YOUR GOAL: Search the material for the word "Visa" and report each line where it turns up.

# # # # # # #

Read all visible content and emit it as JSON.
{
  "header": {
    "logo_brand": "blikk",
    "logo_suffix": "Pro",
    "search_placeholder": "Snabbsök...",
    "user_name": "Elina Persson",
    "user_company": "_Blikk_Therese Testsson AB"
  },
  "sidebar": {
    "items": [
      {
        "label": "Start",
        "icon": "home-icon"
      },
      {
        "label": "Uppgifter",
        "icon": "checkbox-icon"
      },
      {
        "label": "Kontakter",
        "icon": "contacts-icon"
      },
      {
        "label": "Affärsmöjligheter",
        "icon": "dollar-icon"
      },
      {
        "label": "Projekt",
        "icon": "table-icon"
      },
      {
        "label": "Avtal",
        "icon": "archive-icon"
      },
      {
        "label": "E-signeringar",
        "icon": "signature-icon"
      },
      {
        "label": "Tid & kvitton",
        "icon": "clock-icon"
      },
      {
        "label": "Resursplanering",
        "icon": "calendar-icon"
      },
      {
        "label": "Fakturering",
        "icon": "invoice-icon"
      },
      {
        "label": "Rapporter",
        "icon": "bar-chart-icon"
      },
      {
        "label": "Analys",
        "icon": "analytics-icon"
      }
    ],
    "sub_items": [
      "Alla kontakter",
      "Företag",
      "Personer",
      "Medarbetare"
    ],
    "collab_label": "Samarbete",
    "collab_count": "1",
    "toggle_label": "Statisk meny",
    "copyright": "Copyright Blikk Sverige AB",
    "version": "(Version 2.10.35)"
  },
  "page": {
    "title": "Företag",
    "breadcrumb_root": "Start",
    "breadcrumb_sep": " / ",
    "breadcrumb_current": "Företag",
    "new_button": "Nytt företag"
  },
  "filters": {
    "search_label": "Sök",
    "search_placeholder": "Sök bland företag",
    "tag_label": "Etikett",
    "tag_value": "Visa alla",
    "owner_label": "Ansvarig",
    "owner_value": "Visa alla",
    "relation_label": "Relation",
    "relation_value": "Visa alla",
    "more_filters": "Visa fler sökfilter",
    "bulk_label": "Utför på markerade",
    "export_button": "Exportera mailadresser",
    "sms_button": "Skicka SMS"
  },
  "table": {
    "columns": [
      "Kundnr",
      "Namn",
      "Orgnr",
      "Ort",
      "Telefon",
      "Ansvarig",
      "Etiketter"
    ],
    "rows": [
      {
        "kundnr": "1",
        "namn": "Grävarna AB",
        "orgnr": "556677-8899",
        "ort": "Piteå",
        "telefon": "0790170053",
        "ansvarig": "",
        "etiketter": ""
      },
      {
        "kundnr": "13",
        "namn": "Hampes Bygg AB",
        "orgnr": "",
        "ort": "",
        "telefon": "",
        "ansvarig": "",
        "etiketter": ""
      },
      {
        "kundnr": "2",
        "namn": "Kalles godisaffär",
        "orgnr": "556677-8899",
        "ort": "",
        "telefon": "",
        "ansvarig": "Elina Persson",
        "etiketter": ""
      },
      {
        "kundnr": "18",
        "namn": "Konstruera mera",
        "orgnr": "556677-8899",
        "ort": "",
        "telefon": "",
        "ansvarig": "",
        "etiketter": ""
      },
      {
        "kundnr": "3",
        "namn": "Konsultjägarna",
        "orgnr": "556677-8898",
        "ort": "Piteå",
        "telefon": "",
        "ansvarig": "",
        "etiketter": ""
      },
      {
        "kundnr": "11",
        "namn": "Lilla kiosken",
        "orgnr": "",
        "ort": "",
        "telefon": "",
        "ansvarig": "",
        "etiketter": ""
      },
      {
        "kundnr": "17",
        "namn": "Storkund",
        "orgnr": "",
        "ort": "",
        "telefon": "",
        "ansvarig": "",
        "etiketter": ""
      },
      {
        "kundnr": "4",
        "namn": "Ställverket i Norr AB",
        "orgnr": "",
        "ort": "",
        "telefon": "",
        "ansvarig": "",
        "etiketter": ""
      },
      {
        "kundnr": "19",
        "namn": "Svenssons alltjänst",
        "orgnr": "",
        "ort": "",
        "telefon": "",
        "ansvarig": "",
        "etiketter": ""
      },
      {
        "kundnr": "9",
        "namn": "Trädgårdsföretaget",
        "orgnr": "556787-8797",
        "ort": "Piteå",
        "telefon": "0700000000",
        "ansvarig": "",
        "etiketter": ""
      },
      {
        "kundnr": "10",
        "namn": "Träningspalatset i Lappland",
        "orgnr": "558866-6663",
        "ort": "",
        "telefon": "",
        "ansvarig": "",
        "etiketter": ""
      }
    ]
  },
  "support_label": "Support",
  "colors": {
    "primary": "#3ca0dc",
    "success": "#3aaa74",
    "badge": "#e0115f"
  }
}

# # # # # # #

THE ANSWER:
    "tag_value": "Visa alla",
    "owner_value": "Visa alla",
    "relation_value": "Visa alla",
    "more_filters": "Visa fler sökfilter",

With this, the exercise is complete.